Floor exercises have become a pain for Jaycie Phelps. So she has stopped doing them.
It's all those landings. All that pounding and pressure and strain on the knees. For close to a year, the Olympic gymnast has been postponing surgery to replace worn cartilage. She was able to tough it out in Atlanta, as her bones ground against each other, but she sees little value in making her exhibitions unnecessarily excruciating.
When Jaycie Phelps performs on tour these days, she sticks to the comparative comfort of the uneven bars and the balance beam; to ''Olympic routines a little watered down.''
In September, she will turn 18 years old, which is old and gray for an elite gymnast. In November, she is scheduled for surgery. She does not know whether she will be able to compete thereafter, but neither does she complain. She has been there and done that while the whole world watched.
''In Atlanta, I think we were so focused that I didn't really feel anything,'' Phelps said. ''I could pretend that I wasn't in pain. Now, I just look at what I've accomplished already, and I have to be thankful.''
Borden, Phelps still tumbling
Amanda Borden's anguish is mostly mental. The post-Olympic trauma of the hometown gymnast has been adjusting to life on the road. She paused between planes Monday night in Cincinnati, and started to tear up in a talk to the Lung Association.
Patty Borden says she turns down some requests for her daughter almost every day, but the demands on her time have not diminished.
''I miss my family a lot,'' she said Tuesday evening, from a hotel room in Manhattan. ''I flew in last night and now I'm away for two weeks. I saw my dad for about an hour. I saw my brother for about 30 minutes. I call home, but it's almost harder.''
She has agreed to the shampoo ads and the announcing gigs - to all the things that have made her a frequent flyer - because she knows they will be available only while her name is fresh in America's minds.
The shelf life of a world-class female gymnast is about as long as the mayfly's, and the opportunity to exploit success is brief.
Another group of athletes will soon replace the ''Magnificent Seven'' in the hearts and minds of Madison Avenue. Another group of tumblers will turn the heads of the television executives.
''I'm sure there will be a day,'' Jaycie Phelps said, ''when no one will know who I am.''
Despite her reservations about the road, Amanda Borden is not yet ready for that day. She remains as interested in the process that brought her to this point as the product of her labors.
At the advanced age of 20, she speaks of a comeback.
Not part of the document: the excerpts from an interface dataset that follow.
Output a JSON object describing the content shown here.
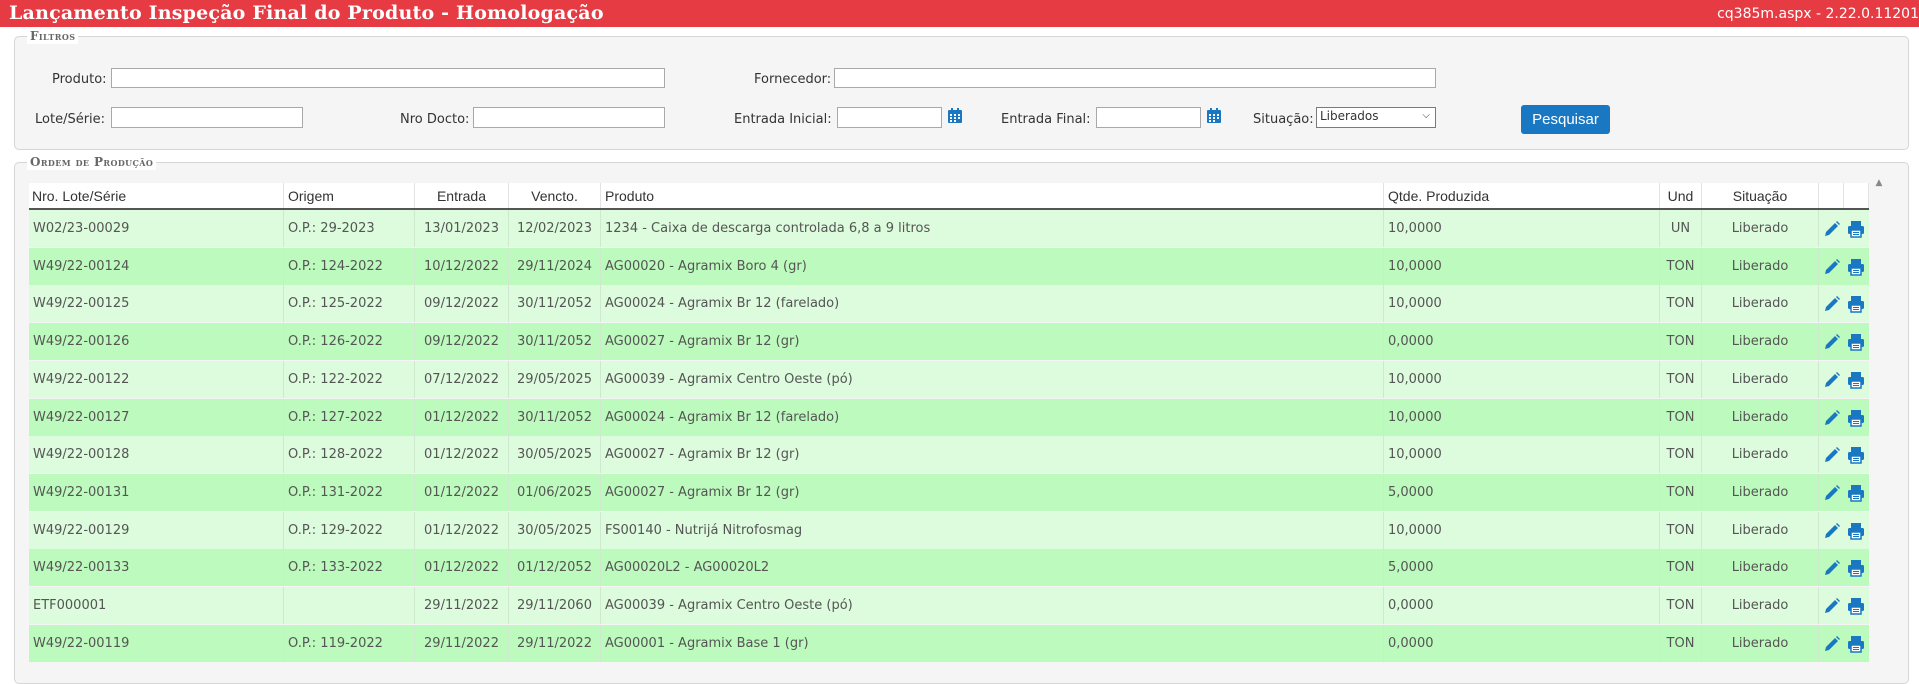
{
  "header": {
    "title": "Lançamento Inspeção Final do Produto  - Homologação",
    "version": "cq385m.aspx - 2.22.0.11201"
  },
  "filters": {
    "legend": "Filtros",
    "produto_label": "Produto:",
    "produto_value": "",
    "fornecedor_label": "Fornecedor:",
    "fornecedor_value": "",
    "lote_label": "Lote/Série:",
    "lote_value": "",
    "nrodocto_label": "Nro Docto:",
    "nrodocto_value": "",
    "entrada_inicial_label": "Entrada Inicial:",
    "entrada_inicial_value": "",
    "entrada_final_label": "Entrada Final:",
    "entrada_final_value": "",
    "situacao_label": "Situação:",
    "situacao_value": "Liberados",
    "search_button": "Pesquisar"
  },
  "grid": {
    "legend": "Ordem de Produção",
    "columns": [
      "Nro. Lote/Série",
      "Origem",
      "Entrada",
      "Vencto.",
      "Produto",
      "Qtde. Produzida",
      "Und",
      "Situação"
    ],
    "rows": [
      {
        "lote": "W02/23-00029",
        "origem": "O.P.: 29-2023",
        "entrada": "13/01/2023",
        "vencto": "12/02/2023",
        "produto": "1234 - Caixa de descarga controlada 6,8 a 9 litros",
        "qtde": "10,0000",
        "und": "UN",
        "situacao": "Liberado"
      },
      {
        "lote": "W49/22-00124",
        "origem": "O.P.: 124-2022",
        "entrada": "10/12/2022",
        "vencto": "29/11/2024",
        "produto": "AG00020 - Agramix Boro 4 (gr)",
        "qtde": "10,0000",
        "und": "TON",
        "situacao": "Liberado"
      },
      {
        "lote": "W49/22-00125",
        "origem": "O.P.: 125-2022",
        "entrada": "09/12/2022",
        "vencto": "30/11/2052",
        "produto": "AG00024 - Agramix Br 12 (farelado)",
        "qtde": "10,0000",
        "und": "TON",
        "situacao": "Liberado"
      },
      {
        "lote": "W49/22-00126",
        "origem": "O.P.: 126-2022",
        "entrada": "09/12/2022",
        "vencto": "30/11/2052",
        "produto": "AG00027 - Agramix Br 12 (gr)",
        "qtde": "0,0000",
        "und": "TON",
        "situacao": "Liberado"
      },
      {
        "lote": "W49/22-00122",
        "origem": "O.P.: 122-2022",
        "entrada": "07/12/2022",
        "vencto": "29/05/2025",
        "produto": "AG00039 - Agramix Centro Oeste (pó)",
        "qtde": "10,0000",
        "und": "TON",
        "situacao": "Liberado"
      },
      {
        "lote": "W49/22-00127",
        "origem": "O.P.: 127-2022",
        "entrada": "01/12/2022",
        "vencto": "30/11/2052",
        "produto": "AG00024 - Agramix Br 12 (farelado)",
        "qtde": "10,0000",
        "und": "TON",
        "situacao": "Liberado"
      },
      {
        "lote": "W49/22-00128",
        "origem": "O.P.: 128-2022",
        "entrada": "01/12/2022",
        "vencto": "30/05/2025",
        "produto": "AG00027 - Agramix Br 12 (gr)",
        "qtde": "10,0000",
        "und": "TON",
        "situacao": "Liberado"
      },
      {
        "lote": "W49/22-00131",
        "origem": "O.P.: 131-2022",
        "entrada": "01/12/2022",
        "vencto": "01/06/2025",
        "produto": "AG00027 - Agramix Br 12 (gr)",
        "qtde": "5,0000",
        "und": "TON",
        "situacao": "Liberado"
      },
      {
        "lote": "W49/22-00129",
        "origem": "O.P.: 129-2022",
        "entrada": "01/12/2022",
        "vencto": "30/05/2025",
        "produto": "FS00140 - Nutrijá Nitrofosmag",
        "qtde": "10,0000",
        "und": "TON",
        "situacao": "Liberado"
      },
      {
        "lote": "W49/22-00133",
        "origem": "O.P.: 133-2022",
        "entrada": "01/12/2022",
        "vencto": "01/12/2052",
        "produto": "AG00020L2 - AG00020L2",
        "qtde": "5,0000",
        "und": "TON",
        "situacao": "Liberado"
      },
      {
        "lote": "ETF000001",
        "origem": "",
        "entrada": "29/11/2022",
        "vencto": "29/11/2060",
        "produto": "AG00039 - Agramix Centro Oeste (pó)",
        "qtde": "0,0000",
        "und": "TON",
        "situacao": "Liberado"
      },
      {
        "lote": "W49/22-00119",
        "origem": "O.P.: 119-2022",
        "entrada": "29/11/2022",
        "vencto": "29/11/2022",
        "produto": "AG00001 - Agramix Base 1 (gr)",
        "qtde": "0,0000",
        "und": "TON",
        "situacao": "Liberado"
      }
    ]
  },
  "colors": {
    "header_bg": "#e63b43",
    "row_light": "#ddfbdd",
    "row_dark": "#bdfabd",
    "button": "#1a78c2",
    "icon_blue": "#1a78c2"
  },
  "icons": [
    "calendar-icon",
    "edit-pencil-icon",
    "printer-icon"
  ]
}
''For a long time, everybody said, 'You're too old,' and I believed them,'' she said. ''But I think if you want to do it, you should try. I'm going to start training again in August, and I'm not really sure where it's going. My limit may not be another Olympics. But I want to go back and compete because that's what my heart is telling me to do.''
Coach Tracy's gym benefits
One year ago today, Borden and Phelps scaled a medals stand in Atlanta and descended with gold medals around their necks. Then came the books and the posters and the cereal boxes and the exhibition tour and the personal appearances. Today, the U.S. women's gymnastics team observes the one-year anniversary of its Olympic triumph on the Today Show. Tomorrow, it's Regis and Kathie Lee. Where it goes from there is anyone's guess.
''You take it year by year and month by month,'' said Mary Lee Tracy, who trained the two local Olympians at Cincinnati Gymnastics Academy in Fairfield. ''There are thousands of kids doing gymnastics and only seven kids make it to the Olympics.''
While Borden and Phelps have been barnstorming the country, their teacher has become a magnet for aspiring gymnasts. Her new gym is operating close to capacity, and has drawn 14 ''elite'' gymnasts from around the country.
She is usually too busy to look back at Atlanta.
''That's the past,'' she said. ''If you stay in the past too long, you don't move forward. It seems forever ago that we were at the Olympics.''